And you're right about "to"; thats what seems to be stopping the "he" from showing up in that example. But to your question of why this verb should alternate at all: ¯\_(ツ)_/¯. Conceptually, it's a little easier to see the logic behind why "try" works the way it does; the only things that people can try are things they do themselves (i.e., I can't try someone else doing something, I can only try to do something myself). So, it makes intuitive sense that "try" would only ever make use of a silent pronoun that refers back to the subject of the main clause. We can, of course, claim things about people other than ourselves, and want and expect such things, too. But, we can't ever try them. (You could, I suppose, extend this idea to why "claim" has this alternation: with a tensed clause, it's actually ambiguous who "he" refers to, whereas with an untensed one, it's clear the subject is claiming something about himself/herself. But, it should be noted that linguists don't generally gravitate towards these sorts of 'functional' explanations. And it's still an open question as to why it can't mark anything as accusative.)

Finally, about Japanese, Moti (a Japanese speaker) included this line himself. I would have to ask to confirm, but I suspect he's using the term "case" here in just about the broadest sense possible. So, not only as a way of referring to affixes, but as a way to talk about any kind of mechanisms that a language uses to distinguish between different nouns or noun phrases (with Japanese employing various particles, like "wa" and "ga" and "o"). If you consider the German example at the start, it's the determiners that are doing the job, not the nouns. And, of course, some languages go on to place this information onto adjectives as well.

Joel Swagman said...

Ah yes, of course, the particles in Japanese. Yes, I see now. And yes, I think they do mark case in the way you describe.
I was thinking of case exclusively in terms of affixes when I asked that question. I understand now.

And thank you for walking me through all the rest of it as well. I think I've got it all now.
Wow, this stuff gets complicated, huh? But interesting.

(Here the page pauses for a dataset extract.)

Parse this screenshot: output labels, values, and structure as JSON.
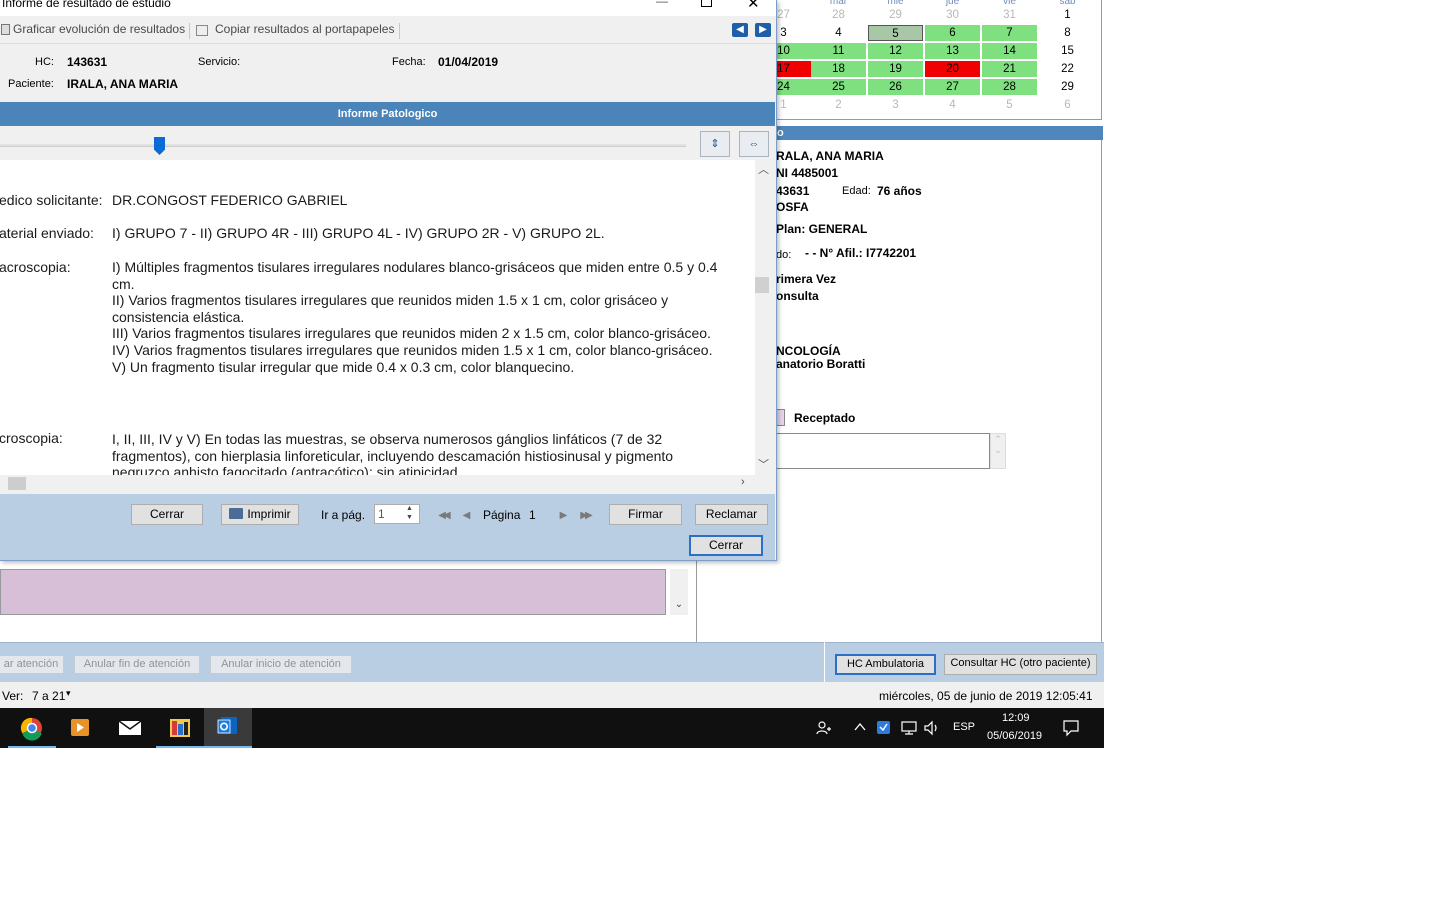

It's fascinating how much my linguistic system knows about all this, without me consciously being able to figure it out.